[TASK ITEM] Would you reproduce all of the entries exactly?

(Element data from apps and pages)
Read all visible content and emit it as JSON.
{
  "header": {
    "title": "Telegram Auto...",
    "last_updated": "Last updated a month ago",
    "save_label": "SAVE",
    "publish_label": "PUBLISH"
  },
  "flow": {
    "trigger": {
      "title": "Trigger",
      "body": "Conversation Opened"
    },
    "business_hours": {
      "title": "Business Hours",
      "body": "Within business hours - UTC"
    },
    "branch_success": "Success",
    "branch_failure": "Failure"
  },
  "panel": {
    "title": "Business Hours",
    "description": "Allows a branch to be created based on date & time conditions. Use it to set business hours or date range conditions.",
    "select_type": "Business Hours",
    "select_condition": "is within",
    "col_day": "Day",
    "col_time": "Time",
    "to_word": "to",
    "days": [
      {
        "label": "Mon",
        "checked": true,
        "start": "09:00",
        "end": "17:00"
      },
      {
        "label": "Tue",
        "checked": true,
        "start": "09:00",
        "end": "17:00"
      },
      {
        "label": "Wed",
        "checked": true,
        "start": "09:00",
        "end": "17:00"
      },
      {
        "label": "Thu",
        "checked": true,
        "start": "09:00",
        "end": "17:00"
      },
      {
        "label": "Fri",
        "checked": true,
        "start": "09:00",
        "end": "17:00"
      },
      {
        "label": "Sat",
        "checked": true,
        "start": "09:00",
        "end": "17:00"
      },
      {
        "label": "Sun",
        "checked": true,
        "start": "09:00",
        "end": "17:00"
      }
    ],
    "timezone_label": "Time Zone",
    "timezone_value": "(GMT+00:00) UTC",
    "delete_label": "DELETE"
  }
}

[EXERCISE RESPONSE]
Read all visible content and emit it as JSON.
{
  "header": {
    "title": "Telegram Auto...",
    "last_updated": "Last updated a month ago",
    "save_label": "SAVE",
    "publish_label": "PUBLISH"
  },
  "flow": {
    "trigger": {
      "title": "Trigger",
      "body": "Conversation Opened"
    },
    "business_hours": {
      "title": "Business Hours",
      "body": "Within business hours - UTC"
    },
    "branch_success": "Success",
    "branch_failure": "Failure"
  },
  "panel": {
    "title": "Business Hours",
    "description": "Allows a branch to be created based on date & time conditions. Use it to set business hours or date range conditions.",
    "select_type": "Business Hours",
    "select_condition": "is within",
    "col_day": "Day",
    "col_time": "Time",
    "to_word": "to",
    "days": [
      {
        "label": "Mon",
        "checked": true,
        "start": "09:00",
        "end": "17:00"
      },
      {
        "label": "Tue",
        "checked": true,
        "start": "09:00",
        "end": "17:00"
      },
      {
        "label": "Wed",
        "checked": true,
        "start": "09:00",
        "end": "17:00"
      },
      {
        "label": "Thu",
        "checked": true,
        "start": "09:00",
        "end": "17:00"
      },
      {
        "label": "Fri",
        "checked": true,
        "start": "09:00",
        "end": "17:00"
      },
      {
        "label": "Sat",
        "checked": true,
        "start": "09:00",
        "end": "17:00"
      },
      {
        "label": "Sun",
        "checked": true,
        "start": "09:00",
        "end": "17:00"
      }
    ],
    "timezone_label": "Time Zone",
    "timezone_value": "(GMT+00:00) UTC",
    "delete_label": "DELETE"
  }
}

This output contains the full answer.